It is now well established that several (3 or more) parallel afferent pathways carry the tactile information from the mechanoreceptors (which are associated with the whisker follicles on the snout) to the barrel cortex (for review see Diamond et al., 2008). The core pathway is the so called lemniscal pathway. Neurons in the principal trigeminal nucleus are clustered into ‘barrelettes’. The axons of these second order neurons cross the midline and travel with the medial lemniscal pathway to the ‘barreloids’ of the ventral posteromedial nucleus of the thalamus (VPMdm; dorsomedial sector). Both barrelettes and barreloids are sets of modules arranged as a topographic map of the whiskers themselves; neurons in a given module respond principally to the somatotopically connected whisker. The axons of VPMdm neurons project to the primary somatosensory cortex (S1), where they terminate in ‘barrels’, dense clusters of mostly spiny stellate neurons in layer IV (Fig. 2).
The other well-established labeled-line projection is the paralemniscal pathway (not shown; (Diamond et al., 1992). Neurons in the rostral part of the interpolar part of the spinal trigeminal nucleus, pars interpolaris are not spatially clustered. They project, among other targets, to the medial portion of the posterior nucleus (POm). The axons of POm neurons project to target neurons (pyramidal cells; Bureau et al., 2006) immediately below the barrels, in layer Va (but also layer I) of S1, S2 and to the primary motor cortex.

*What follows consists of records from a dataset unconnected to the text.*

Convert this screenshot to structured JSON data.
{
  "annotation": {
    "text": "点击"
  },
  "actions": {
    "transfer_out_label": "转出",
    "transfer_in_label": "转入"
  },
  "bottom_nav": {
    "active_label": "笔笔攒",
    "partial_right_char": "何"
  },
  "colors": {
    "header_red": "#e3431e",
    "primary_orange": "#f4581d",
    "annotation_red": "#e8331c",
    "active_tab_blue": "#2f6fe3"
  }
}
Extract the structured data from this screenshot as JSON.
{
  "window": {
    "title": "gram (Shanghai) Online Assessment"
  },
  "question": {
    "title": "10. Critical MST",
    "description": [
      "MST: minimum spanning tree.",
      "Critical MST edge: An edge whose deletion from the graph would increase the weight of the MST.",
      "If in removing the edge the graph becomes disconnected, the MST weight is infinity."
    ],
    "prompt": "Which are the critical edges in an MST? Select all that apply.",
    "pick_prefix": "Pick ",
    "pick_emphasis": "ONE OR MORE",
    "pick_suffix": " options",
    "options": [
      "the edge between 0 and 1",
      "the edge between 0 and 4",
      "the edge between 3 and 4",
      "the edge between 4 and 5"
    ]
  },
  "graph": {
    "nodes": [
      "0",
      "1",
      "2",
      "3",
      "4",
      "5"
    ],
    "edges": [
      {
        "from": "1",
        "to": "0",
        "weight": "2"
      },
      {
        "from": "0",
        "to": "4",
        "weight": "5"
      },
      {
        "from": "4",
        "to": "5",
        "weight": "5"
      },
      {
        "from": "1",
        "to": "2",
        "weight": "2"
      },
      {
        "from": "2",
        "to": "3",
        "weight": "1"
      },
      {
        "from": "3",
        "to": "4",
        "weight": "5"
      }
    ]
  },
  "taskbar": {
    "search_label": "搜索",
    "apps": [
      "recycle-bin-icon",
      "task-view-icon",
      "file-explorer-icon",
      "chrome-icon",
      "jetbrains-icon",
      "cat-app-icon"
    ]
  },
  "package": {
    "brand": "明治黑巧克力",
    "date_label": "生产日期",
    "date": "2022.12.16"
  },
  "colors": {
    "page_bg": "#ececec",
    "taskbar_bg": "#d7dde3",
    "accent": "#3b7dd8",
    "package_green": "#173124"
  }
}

The primary central neurons of the extralemniscal pathway are also clustered into whisker-related barrelettes in the caudal part of the spinal trigeminal nucleus, pars interpolaris. They project to the ventrolateral domain of the VPM (VPMvl), where neurons are clustered into the ‘tails’ of the VPMdm barreloids. The axons of VPMvl neurons project to the septa between the barrels of S1 and to the secondary somatosensory cortex (S2) where they probably simultaneously start parallel processing of sensory information in two cortical areas, formerly thought to differ in their hierarchical state.